    That’s it. Haha sorry.

  2. quickly,

    a) i agree i’d love to look into that stuff to def expand this.

    b) i meant there are not a lot of such examples, so i didnt really have any in mind. i mentioned abu bakr and have the link to check out a little more there though. in that case consensus among representatives of the community is fairly ‘akin’ to democracy.

    c) i don’t think i said it ‘requires’ this. only that this would have a lot of unforeseen, though i believe positive, impacts on Muslim-Christian relations. Both in the realm of apologetics on both sides and international political and cultural dialogues. In a way this post isn’t making much claims on what Islam actually is, but the impacts on what it may become. My references to what Islam actually is historically/theologically basically are only needed in so far as they can be tapped as popular interpretations to facilitate this change.
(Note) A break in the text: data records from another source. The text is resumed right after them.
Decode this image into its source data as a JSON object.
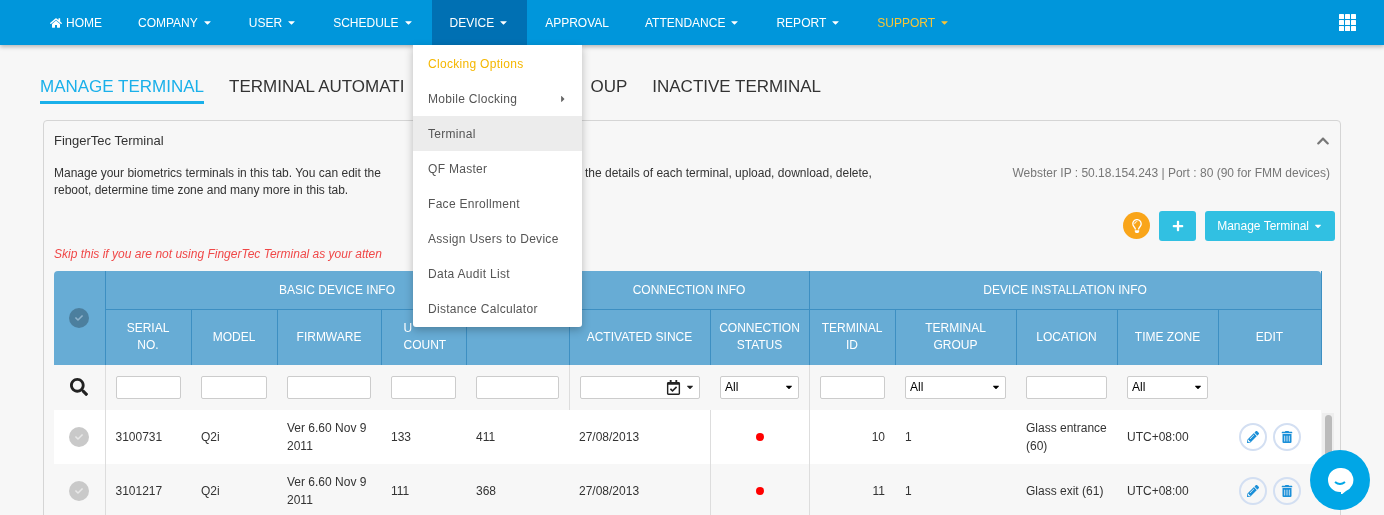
{
  "nav": {
    "items": [
      {
        "label": "HOME",
        "kind": "home",
        "caret": false,
        "selected": false,
        "highlighted": false
      },
      {
        "label": "COMPANY",
        "kind": "menu",
        "caret": true,
        "selected": false,
        "highlighted": false
      },
      {
        "label": "USER",
        "kind": "menu",
        "caret": true,
        "selected": false,
        "highlighted": false
      },
      {
        "label": "SCHEDULE",
        "kind": "menu",
        "caret": true,
        "selected": false,
        "highlighted": false
      },
      {
        "label": "DEVICE",
        "kind": "menu",
        "caret": true,
        "selected": true,
        "highlighted": false
      },
      {
        "label": "APPROVAL",
        "kind": "menu",
        "caret": false,
        "selected": false,
        "highlighted": false
      },
      {
        "label": "ATTENDANCE",
        "kind": "menu",
        "caret": true,
        "selected": false,
        "highlighted": false
      },
      {
        "label": "REPORT",
        "kind": "menu",
        "caret": true,
        "selected": false,
        "highlighted": false
      },
      {
        "label": "SUPPORT",
        "kind": "menu",
        "caret": true,
        "selected": false,
        "highlighted": true
      }
    ]
  },
  "device_menu": [
    {
      "label": "Clocking Options",
      "highlighted": true,
      "submenu": false,
      "selected": false
    },
    {
      "label": "Mobile Clocking",
      "highlighted": false,
      "submenu": true,
      "selected": false
    },
    {
      "label": "Terminal",
      "highlighted": false,
      "submenu": false,
      "selected": true
    },
    {
      "label": "QF Master",
      "highlighted": false,
      "submenu": false,
      "selected": false
    },
    {
      "label": "Face Enrollment",
      "highlighted": false,
      "submenu": false,
      "selected": false
    },
    {
      "label": "Assign Users to Device",
      "highlighted": false,
      "submenu": false,
      "selected": false
    },
    {
      "label": "Data Audit List",
      "highlighted": false,
      "submenu": false,
      "selected": false
    },
    {
      "label": "Distance Calculator",
      "highlighted": false,
      "submenu": false,
      "selected": false
    }
  ],
  "tabs": [
    {
      "label": "MANAGE TERMINAL",
      "selected": true
    },
    {
      "label": "TERMINAL AUTOMATI",
      "selected": false
    },
    {
      "label": "OUP",
      "selected": false
    },
    {
      "label": "INACTIVE TERMINAL",
      "selected": false
    }
  ],
  "card": {
    "title": "FingerTec Terminal",
    "expanded": true,
    "description_parts": [
      "Manage your biometrics terminals in this tab. You can edit the",
      "the details of each terminal, upload, download, delete,",
      "reboot, determine time zone and many more in this tab."
    ],
    "server_info": "Webster IP : 50.18.154.243 | Port : 80 (90 for FMM devices)",
    "action_button": "Manage Terminal",
    "warning": "Skip this if you are not using FingerTec Terminal as your atten"
  },
  "table": {
    "select_all_checked": false,
    "groups": [
      {
        "label": "BASIC DEVICE INFO"
      },
      {
        "label": "CONNECTION INFO"
      },
      {
        "label": "DEVICE INSTALLATION INFO"
      }
    ],
    "columns": [
      {
        "label": "SERIAL\nNO."
      },
      {
        "label": "MODEL"
      },
      {
        "label": "FIRMWARE"
      },
      {
        "label": "U\nCOUNT"
      },
      {},
      {
        "label": "ACTIVATED SINCE"
      },
      {
        "label": "CONNECTION\nSTATUS"
      },
      {
        "label": "TERMINAL\nID"
      },
      {
        "label": "TERMINAL\nGROUP"
      },
      {
        "label": "LOCATION"
      },
      {
        "label": "TIME ZONE"
      },
      {
        "label": "EDIT"
      }
    ],
    "filters": [
      {
        "kind": "search"
      },
      {
        "kind": "text"
      },
      {
        "kind": "text"
      },
      {
        "kind": "text"
      },
      {
        "kind": "text"
      },
      {
        "kind": "text"
      },
      {
        "kind": "date"
      },
      {
        "kind": "select",
        "value": "All"
      },
      {
        "kind": "text"
      },
      {
        "kind": "select",
        "value": "All"
      },
      {
        "kind": "text"
      },
      {
        "kind": "select",
        "value": "All"
      },
      {
        "kind": "none"
      }
    ],
    "rows": [
      {
        "checked": false,
        "serial": "3100731",
        "model": "Q2i",
        "firmware": "Ver 6.60 Nov 9 2011",
        "user_count": "133",
        "fingerprint": "411",
        "activated": "27/08/2013",
        "status": {
          "color": "#ff0000"
        },
        "terminal_id": "10",
        "group": "1",
        "location": "Glass entrance (60)",
        "time_zone": "UTC+08:00"
      },
      {
        "checked": false,
        "serial": "3101217",
        "model": "Q2i",
        "firmware": "Ver 6.60 Nov 9 2011",
        "user_count": "111",
        "fingerprint": "368",
        "activated": "27/08/2013",
        "status": {
          "color": "#ff0000"
        },
        "terminal_id": "11",
        "group": "1",
        "location": "Glass exit (61)",
        "time_zone": "UTC+08:00"
      }
    ]
  }
}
  3. I just realized I’d written I enjoyed read this hahaha reading, sorry

    • you are way too much of a perfectionist

  4. On c. I think if you do incorporate the roots of such discourse, it would assist you in presenting more theoretically sound and historically contextualized predictions of what could happen. That could allow for much greater contribution to political and intellectual analysis of the Muslim world. Of course, if that’s what you’re aiming at in any way :)
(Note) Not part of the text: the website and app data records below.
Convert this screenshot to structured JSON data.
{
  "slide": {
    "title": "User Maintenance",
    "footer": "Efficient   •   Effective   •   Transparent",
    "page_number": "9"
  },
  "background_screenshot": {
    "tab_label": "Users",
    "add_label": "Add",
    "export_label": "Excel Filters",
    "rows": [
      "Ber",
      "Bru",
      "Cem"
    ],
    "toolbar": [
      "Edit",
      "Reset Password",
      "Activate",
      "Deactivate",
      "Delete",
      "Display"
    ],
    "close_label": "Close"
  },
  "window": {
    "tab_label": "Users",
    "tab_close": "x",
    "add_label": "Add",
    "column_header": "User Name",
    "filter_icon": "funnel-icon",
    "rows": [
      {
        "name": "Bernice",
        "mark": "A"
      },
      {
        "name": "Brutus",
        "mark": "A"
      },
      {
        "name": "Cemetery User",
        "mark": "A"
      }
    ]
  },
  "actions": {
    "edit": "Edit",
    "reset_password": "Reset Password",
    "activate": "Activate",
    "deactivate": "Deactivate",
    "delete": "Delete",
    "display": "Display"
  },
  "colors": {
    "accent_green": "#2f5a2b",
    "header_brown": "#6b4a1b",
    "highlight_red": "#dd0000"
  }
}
    It’s just the methodologies essay getting to me.

    • well basically the big point in the post, for me, is the last one about Christian apologetics. the first two points are to prime the possibility that that, according to the third point, Islam may become a much more liberal religion, i.e. democratic in its own development (not just endorsing dem politics) and endorsing sep of church and state. and this could have huge effects on christian-muslim relations.

      it isn’t to argue that democracy and sep of churhc/state are actual parts of islam that we can discover through a hist/textual analysis.

      But there is ‘some’ background of democracy in islam and from more liberal thinkers like Ramadan. The existence of these interpretations is important. if they are all ‘actually’ textually/historiclly inaccurate it doesn’t really matter.

      Even if there is only one ‘best’ way to interpret religion historically and textually, both Christianity and Islam have developed in tons of different ways. So that one actually true interpretation only makes up just a part in how these religions develop.

  5. […] already written another post about the roots of Democracy in Islam, so I won’t go into that […]

  6. […] article was originally published in In a God Who Could Dance on March 4th 2011.  Two years later, we still feel the points it argues and hopes for are just as […]

  7. I’m really enjoying the theme/design of your site. Do you ever run into any browser compatibility issues? A few of my blog visitors have complained about my website not operating correctly in Explorer but looks great in Firefox. Do you have any ideas to help fix this issue?


Leave a Reply

Fill in your details below or click an icon to log in:

WordPress.com Logo

You are commenting using your WordPress.com account. Log Out / Change )

Twitter picture

You are commenting using your Twitter account. Log Out / Change )

Facebook photo

You are commenting using your Facebook account. Log Out / Change )

Google+ photo

You are commenting using your Google+ account. Log Out / Change )

Connecting to %s

Categories

%d bloggers like this: